Given information: Begin

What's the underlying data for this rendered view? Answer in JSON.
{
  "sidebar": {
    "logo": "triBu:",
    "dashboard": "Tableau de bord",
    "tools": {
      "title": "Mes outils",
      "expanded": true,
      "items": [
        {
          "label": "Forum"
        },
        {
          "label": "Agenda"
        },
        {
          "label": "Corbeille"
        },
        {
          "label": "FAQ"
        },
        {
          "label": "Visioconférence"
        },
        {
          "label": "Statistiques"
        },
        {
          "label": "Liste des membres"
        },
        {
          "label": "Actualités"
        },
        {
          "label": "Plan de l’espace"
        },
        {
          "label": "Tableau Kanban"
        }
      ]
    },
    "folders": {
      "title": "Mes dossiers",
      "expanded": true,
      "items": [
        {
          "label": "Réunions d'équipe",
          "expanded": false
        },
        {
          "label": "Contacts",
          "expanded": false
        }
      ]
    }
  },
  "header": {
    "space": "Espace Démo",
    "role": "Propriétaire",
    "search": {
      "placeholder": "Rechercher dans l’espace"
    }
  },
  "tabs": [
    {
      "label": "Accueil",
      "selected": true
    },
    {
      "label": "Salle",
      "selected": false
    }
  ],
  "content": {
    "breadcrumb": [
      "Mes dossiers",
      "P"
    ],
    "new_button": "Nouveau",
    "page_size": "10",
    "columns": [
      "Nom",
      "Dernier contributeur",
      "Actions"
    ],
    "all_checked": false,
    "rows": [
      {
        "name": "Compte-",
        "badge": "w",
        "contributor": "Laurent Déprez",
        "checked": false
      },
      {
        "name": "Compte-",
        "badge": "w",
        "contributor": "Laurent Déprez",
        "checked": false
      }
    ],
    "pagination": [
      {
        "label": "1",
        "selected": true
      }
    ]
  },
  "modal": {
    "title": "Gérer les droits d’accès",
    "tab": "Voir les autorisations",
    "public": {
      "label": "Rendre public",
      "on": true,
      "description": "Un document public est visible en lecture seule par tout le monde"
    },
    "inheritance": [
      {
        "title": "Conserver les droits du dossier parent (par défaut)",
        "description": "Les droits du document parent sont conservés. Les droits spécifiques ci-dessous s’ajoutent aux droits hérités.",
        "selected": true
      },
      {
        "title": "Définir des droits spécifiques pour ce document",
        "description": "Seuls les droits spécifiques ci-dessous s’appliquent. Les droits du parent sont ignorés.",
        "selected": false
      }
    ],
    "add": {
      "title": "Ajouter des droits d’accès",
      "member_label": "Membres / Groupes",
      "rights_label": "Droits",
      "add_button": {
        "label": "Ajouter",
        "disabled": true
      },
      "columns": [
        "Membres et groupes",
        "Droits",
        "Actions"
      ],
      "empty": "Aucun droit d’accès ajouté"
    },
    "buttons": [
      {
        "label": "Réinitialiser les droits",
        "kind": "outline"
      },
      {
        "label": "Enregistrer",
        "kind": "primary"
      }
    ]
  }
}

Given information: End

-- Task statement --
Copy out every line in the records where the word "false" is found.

-- Exercise solution --
          "expanded": false
          "expanded": false
      "selected": false
    "all_checked": false,
        "checked": false
        "checked": false
        "selected": false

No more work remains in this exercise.